“Immortal God what a splendid world I see. Why can I not grow young again?”
Erasmus of Rotterdam 1517
The painting in Tate Britain by Jack Smith is of a mother bathing her baby in a sink in a bare corner of her kitchen. It is painted in colours of fawn, grey and white, yet there is a kind of luminosity about it. “I wanted,” said Smith, “to make the ordinary miraculous.”
The power and energy we can give to the mundane and ordinary pushes back the walls of our lives, and brings a freedom. The sports psychologist works on the athlete and competitive sportswoman to develop this freedom and self- relief. The talent is there already but can be so easily diminished from within. The good coach, like the good teacher, has the opportunity to release ability and focus on the determined hope of success.
The eye and brain in wonderful co-ordination knows no limits, the exceptional becomes within grasp, confidence feeds on confidence. The actor grows into the role, the child becomes Head Girl, the world offers endless possibilities. This confidence needs cherishing and holding; it is precious and fragile, therefore vulnerable.

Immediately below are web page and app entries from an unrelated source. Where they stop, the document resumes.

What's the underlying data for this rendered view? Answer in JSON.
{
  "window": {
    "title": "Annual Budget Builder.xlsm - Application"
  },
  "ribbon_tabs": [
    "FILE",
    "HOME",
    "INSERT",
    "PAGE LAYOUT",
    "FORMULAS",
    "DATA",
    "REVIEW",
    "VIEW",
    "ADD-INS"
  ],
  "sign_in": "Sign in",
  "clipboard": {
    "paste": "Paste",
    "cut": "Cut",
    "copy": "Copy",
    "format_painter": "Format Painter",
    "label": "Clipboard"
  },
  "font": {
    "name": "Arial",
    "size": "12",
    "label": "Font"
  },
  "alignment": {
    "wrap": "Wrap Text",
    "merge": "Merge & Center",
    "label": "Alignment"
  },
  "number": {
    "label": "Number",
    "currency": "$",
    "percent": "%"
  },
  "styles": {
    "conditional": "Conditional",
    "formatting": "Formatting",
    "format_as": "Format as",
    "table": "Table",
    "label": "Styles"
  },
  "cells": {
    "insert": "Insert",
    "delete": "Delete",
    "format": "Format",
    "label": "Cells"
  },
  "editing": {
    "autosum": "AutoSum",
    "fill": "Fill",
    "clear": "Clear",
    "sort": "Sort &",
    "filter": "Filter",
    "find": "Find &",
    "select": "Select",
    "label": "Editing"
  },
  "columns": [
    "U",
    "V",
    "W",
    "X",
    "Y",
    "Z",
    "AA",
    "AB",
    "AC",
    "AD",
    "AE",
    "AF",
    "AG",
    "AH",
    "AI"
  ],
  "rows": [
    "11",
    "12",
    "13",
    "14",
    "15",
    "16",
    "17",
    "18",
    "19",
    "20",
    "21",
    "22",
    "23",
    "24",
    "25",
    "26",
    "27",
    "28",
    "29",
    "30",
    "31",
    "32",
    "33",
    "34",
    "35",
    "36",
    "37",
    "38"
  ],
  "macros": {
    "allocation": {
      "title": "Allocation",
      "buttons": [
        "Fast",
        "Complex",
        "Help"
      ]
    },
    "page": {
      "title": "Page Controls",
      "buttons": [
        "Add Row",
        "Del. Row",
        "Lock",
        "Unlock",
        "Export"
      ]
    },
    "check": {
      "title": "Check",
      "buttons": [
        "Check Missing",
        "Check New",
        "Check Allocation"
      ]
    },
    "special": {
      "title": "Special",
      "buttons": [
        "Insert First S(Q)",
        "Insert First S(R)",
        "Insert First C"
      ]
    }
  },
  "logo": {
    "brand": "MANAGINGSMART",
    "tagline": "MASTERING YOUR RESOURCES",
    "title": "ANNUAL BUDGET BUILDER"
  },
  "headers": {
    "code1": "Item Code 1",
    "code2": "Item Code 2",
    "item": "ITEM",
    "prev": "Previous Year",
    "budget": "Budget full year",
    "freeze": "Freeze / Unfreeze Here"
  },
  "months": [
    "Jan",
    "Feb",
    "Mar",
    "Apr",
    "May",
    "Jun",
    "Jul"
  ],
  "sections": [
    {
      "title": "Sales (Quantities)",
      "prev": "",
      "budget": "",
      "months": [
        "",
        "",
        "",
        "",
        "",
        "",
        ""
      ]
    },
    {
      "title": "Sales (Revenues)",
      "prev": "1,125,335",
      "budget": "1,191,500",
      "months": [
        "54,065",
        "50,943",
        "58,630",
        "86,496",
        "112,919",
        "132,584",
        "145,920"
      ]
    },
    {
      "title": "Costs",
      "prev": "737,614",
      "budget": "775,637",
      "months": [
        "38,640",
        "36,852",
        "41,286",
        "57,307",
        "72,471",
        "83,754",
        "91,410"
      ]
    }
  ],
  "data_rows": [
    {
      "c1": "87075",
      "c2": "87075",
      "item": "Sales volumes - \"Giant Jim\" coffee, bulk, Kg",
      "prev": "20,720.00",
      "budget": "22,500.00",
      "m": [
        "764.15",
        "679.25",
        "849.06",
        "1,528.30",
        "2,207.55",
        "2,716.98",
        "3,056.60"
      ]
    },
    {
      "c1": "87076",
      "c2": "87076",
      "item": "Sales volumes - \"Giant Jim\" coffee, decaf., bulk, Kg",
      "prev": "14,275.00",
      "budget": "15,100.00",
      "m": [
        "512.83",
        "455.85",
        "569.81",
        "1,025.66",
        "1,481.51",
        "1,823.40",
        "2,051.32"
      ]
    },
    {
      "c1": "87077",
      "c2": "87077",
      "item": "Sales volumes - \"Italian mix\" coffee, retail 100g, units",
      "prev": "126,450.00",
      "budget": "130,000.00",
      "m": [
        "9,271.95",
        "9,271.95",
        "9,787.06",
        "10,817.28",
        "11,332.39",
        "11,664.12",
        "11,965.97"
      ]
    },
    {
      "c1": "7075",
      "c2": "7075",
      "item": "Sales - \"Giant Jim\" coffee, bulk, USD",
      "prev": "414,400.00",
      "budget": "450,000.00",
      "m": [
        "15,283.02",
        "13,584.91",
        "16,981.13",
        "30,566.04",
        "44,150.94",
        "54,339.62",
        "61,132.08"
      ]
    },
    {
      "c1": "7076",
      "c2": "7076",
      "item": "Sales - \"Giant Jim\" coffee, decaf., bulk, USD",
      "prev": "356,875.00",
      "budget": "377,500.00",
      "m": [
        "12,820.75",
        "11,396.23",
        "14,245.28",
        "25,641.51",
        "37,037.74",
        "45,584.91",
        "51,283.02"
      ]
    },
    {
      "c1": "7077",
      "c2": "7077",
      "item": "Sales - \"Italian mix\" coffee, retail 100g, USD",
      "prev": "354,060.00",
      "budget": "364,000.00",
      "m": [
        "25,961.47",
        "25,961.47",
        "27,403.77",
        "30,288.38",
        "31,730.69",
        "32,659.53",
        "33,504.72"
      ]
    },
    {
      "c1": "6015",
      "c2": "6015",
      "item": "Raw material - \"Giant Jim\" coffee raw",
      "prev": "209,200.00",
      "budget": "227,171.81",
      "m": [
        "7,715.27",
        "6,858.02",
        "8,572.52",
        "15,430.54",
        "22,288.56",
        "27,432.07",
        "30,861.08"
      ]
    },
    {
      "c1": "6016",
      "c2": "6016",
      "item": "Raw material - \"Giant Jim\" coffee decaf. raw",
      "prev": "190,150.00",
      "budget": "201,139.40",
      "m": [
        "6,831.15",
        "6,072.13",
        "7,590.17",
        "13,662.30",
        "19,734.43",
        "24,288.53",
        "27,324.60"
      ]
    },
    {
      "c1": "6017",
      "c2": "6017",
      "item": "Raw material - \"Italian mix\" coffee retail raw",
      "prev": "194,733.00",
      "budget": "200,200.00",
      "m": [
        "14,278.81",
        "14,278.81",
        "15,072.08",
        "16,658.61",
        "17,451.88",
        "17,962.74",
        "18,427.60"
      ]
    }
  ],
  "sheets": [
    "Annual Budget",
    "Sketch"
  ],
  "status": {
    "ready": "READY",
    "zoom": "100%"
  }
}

I have a friend, we played golf together, he was a good steady player but prone to inner doubts as are most amateur golfers, which could be triggered by suggestion. I think this is what the football managers mean when they speak of ‘mind games’. Looking carefully out towards the fairway at our next hole, gently pointing out the need to avoid the bushes on the left this distracted his mind and ruined the drive.
Hope is the redeeming quality in human life that ascends despair and in so doing brings warmth and trust into our lives. This warmth and trust is infectious and recognisable whomever we meet with, the attitude we carry reciprocates and carries us. Never must we underestimate this quality; it has creative power but can also destroy.
The calmness of Our Lord in moments of trial gave others strength. His non-judgemental acceptance as He went about His short ministry gifted a breathing space to men and women. The wonderful simplicity of the parables allowed the listener to change and, finding the solution to the story, to absorb it and be absorbed by it.
The so familiar phrases “he who casts the first Stone” and “who do you think was neighbour to him who fell among thieves” or “kill the fatted calf” all offer understanding, acceptance, and forgiveness not judgement and condemnation.
The healing actions in the Gospel parables frequently addressed the innermost fears we face, bringing peace into the anxious mind and renewing hope and trust in human kind. My very favourite text is taken from St John: “I have come that you may have life and have it more abundantly”.
The boy by the side of Joseph the carpenter in that mundane workplace and the Christ of history, become the inspiring teacher, the spirit and spring of precious Hope for all time.
Graham W Bettridge
16 June 2020